Millions of individuals around the world are impacted by the pervasive and highly devastating issue known as gender and sexually-based violence (GSBV). GSBV can appear in a multitude of ways, including physical, sexual, emotional, and financial abuse, but because the warning symptoms are so subtle, it typically goes unrecognized. On the other hand, it’s vital to know the GSBV warning indicators to stop harm and support survivors.
Controlling behavior is one of the most common warning signs of GSBV. Abusers may control survivors’ actions, finances, and social lives. Abusers can exhibit these behaviors in many ways, including constantly monitoring the whereabouts of their partner, and isolating them from friends and family by claiming that their friends and family are bad for them and that they (the abusers) are the only ones who genuinely care about them. Also, limiting their partner’s access to resources, telling her what to wear, how to style her hair, and how to apply makeup, mocking her appearance, and making her feel self-conscious of her body, to name a few. In addition, they constantly put her down and make her feel inadequate.
Coercion and threats are other red flags. Abusers may use violence or intimidation to control their partner or force them to engage in unwanted sexual activities. Abusers, for example, may threaten to harm their partner or family members if they leave the relationship.
Physical violence is also an obvious indicator of GSBV. This can include slapping and hitting, as well as choking and the use of weapons. Abusers may also deny their partner access to medical care or coerce them into harmful behaviors such as substance abuse. We see and hear cases where women are beaten to death or in a coma. This is such a barbaric act and should never be encouraged or condoned.

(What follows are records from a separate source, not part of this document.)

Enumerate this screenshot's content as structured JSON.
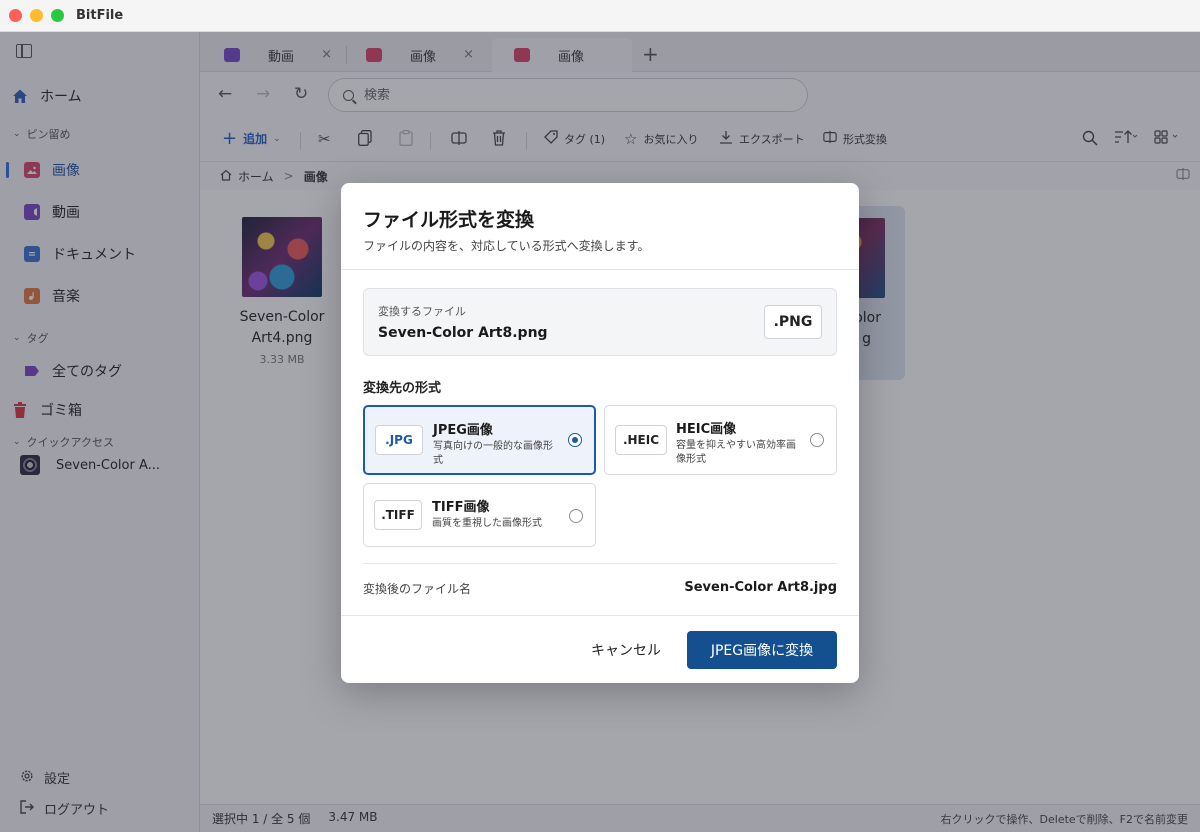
{
  "window": {
    "title": "BitFile"
  },
  "sidebar": {
    "home": "ホーム",
    "sections": {
      "pinned": "ピン留め",
      "tags": "タグ",
      "quick": "クイックアクセス"
    },
    "pinned": [
      {
        "label": "画像",
        "icon": "image-icon",
        "color": "#d9436b"
      },
      {
        "label": "動画",
        "icon": "video-icon",
        "color": "#7546c9"
      },
      {
        "label": "ドキュメント",
        "icon": "document-icon",
        "color": "#3a6fd0"
      },
      {
        "label": "音楽",
        "icon": "music-icon",
        "color": "#e0753a"
      }
    ],
    "all_tags": "全てのタグ",
    "trash": "ゴミ箱",
    "quick_item": "Seven-Color A...",
    "settings": "設定",
    "logout": "ログアウト"
  },
  "tabs": [
    {
      "label": "動画",
      "close": "×",
      "color": "#7546c9"
    },
    {
      "label": "画像",
      "close": "×",
      "color": "#d9436b"
    },
    {
      "label": "画像",
      "close": "×",
      "color": "#d9436b"
    }
  ],
  "tab_add": "+",
  "search": {
    "placeholder": "検索"
  },
  "toolbar": {
    "add": "追加",
    "tags": "タグ (1)",
    "favorite": "お気に入り",
    "export": "エクスポート",
    "convert": "形式変換"
  },
  "breadcrumb": {
    "home": "ホーム",
    "separator": ">",
    "current": "画像"
  },
  "files": [
    {
      "name1": "Seven-Color",
      "name2": "Art4.png",
      "size": "3.33 MB"
    },
    {
      "name1": "olor",
      "name2": "g",
      "size": ""
    }
  ],
  "status": {
    "selection": "選択中 1 / 全 5 個",
    "size": "3.47 MB",
    "hint": "右クリックで操作、Deleteで削除、F2で名前変更"
  },
  "dialog": {
    "title": "ファイル形式を変換",
    "subtitle": "ファイルの内容を、対応している形式へ変換します。",
    "source_label": "変換するファイル",
    "source_name": "Seven-Color Art8.png",
    "source_ext": ".PNG",
    "target_label": "変換先の形式",
    "options": [
      {
        "ext": ".JPG",
        "title": "JPEG画像",
        "desc": "写真向けの一般的な画像形式",
        "selected": true
      },
      {
        "ext": ".HEIC",
        "title": "HEIC画像",
        "desc": "容量を抑えやすい高効率画像形式",
        "selected": false
      },
      {
        "ext": ".TIFF",
        "title": "TIFF画像",
        "desc": "画質を重視した画像形式",
        "selected": false
      }
    ],
    "output_label": "変換後のファイル名",
    "output_name": "Seven-Color Art8.jpg",
    "cancel": "キャンセル",
    "confirm": "JPEG画像に変換"
  },
  "colors": {
    "accent": "#1d5aa8",
    "primary_button": "#14508f"
  }
}
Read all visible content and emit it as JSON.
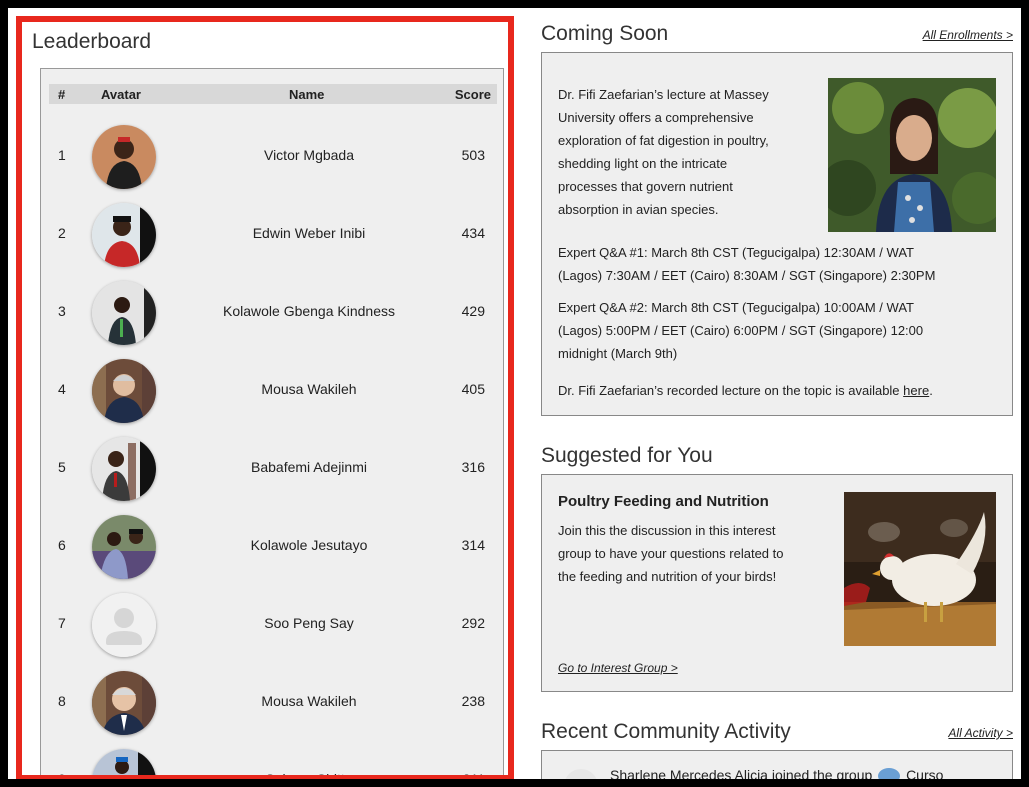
{
  "leaderboard": {
    "title": "Leaderboard",
    "columns": {
      "rank": "#",
      "avatar": "Avatar",
      "name": "Name",
      "score": "Score"
    },
    "rows": [
      {
        "rank": "1",
        "name": "Victor Mgbada",
        "score": "503"
      },
      {
        "rank": "2",
        "name": "Edwin Weber Inibi",
        "score": "434"
      },
      {
        "rank": "3",
        "name": "Kolawole Gbenga Kindness",
        "score": "429"
      },
      {
        "rank": "4",
        "name": "Mousa Wakileh",
        "score": "405"
      },
      {
        "rank": "5",
        "name": "Babafemi Adejinmi",
        "score": "316"
      },
      {
        "rank": "6",
        "name": "Kolawole Jesutayo",
        "score": "314"
      },
      {
        "rank": "7",
        "name": "Soo Peng Say",
        "score": "292"
      },
      {
        "rank": "8",
        "name": "Mousa Wakileh",
        "score": "238"
      },
      {
        "rank": "9",
        "name": "Seleem Shittu",
        "score": "211"
      }
    ]
  },
  "coming_soon": {
    "title": "Coming Soon",
    "link": "All Enrollments >",
    "description_lines": [
      "Dr. Fifi Zaefarian’s lecture at Massey",
      "University offers a comprehensive",
      "exploration of fat digestion in poultry,",
      "shedding light on the intricate",
      "processes that govern nutrient",
      "absorption in avian species."
    ],
    "qa1_lines": [
      "Expert Q&A #1: March 8th CST (Tegucigalpa) 12:30AM / WAT",
      "(Lagos) 7:30AM / EET (Cairo) 8:30AM / SGT (Singapore) 2:30PM"
    ],
    "qa2_lines": [
      "Expert Q&A #2: March 8th CST (Tegucigalpa) 10:00AM / WAT",
      "(Lagos) 5:00PM / EET (Cairo) 6:00PM / SGT (Singapore) 12:00",
      "midnight (March 9th)"
    ],
    "recorded_prefix": "Dr. Fifi Zaefarian’s recorded lecture on the topic is available ",
    "recorded_link": "here",
    "recorded_suffix": "."
  },
  "suggested": {
    "title": "Suggested for You",
    "card_title": "Poultry Feeding and Nutrition",
    "description_lines": [
      "Join this the discussion in this interest",
      "group to have your questions related to",
      "the feeding and nutrition of your birds!"
    ],
    "link": "Go to Interest Group >"
  },
  "recent": {
    "title": "Recent Community Activity",
    "link": "All Activity >",
    "activity_prefix": "Sharlene Mercedes Alicia joined the group",
    "activity_suffix": "Curso"
  }
}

Another form of gender-based violence is sexual violence, which encompasses any form of unwanted sexual activity, including rape, assault, harassment, and other forms of undignified sexual behavior. Coerced or forced sexual acts, sexual exploitation, or forced prostitution may also occur.
Emotional abuse is overlooked, even though it can be just as harmful as physical abuse. Name-calling, belittling, gaslighting, and isolating the survivor from their social support system are examples of such behaviors. Emotional abuse has long-term consequences for mental health and self-esteem.
There are steps you can take if you suspect someone suffers from GSBV. Begin by listening and offering assistance without judgment. It is critical to believe the survivor and assure them that they are not alone.
Encourage them to seek assistance from professionals or local support services such as hotlines, shelters, or advocacy groups. Remind them that they have the right to leave an abusive situation and that their safety is the most significant consideration.
In conclusion, being aware of GSBV warning indicators is essential to avoid harm and support survivors. Remember that there is help out there and you do not have to navigate through this alone. This is whether you are a survivor or someone who supports one. We can unite to build a safer and more equitable society for all by noticing the warning signs and taking appropriate action.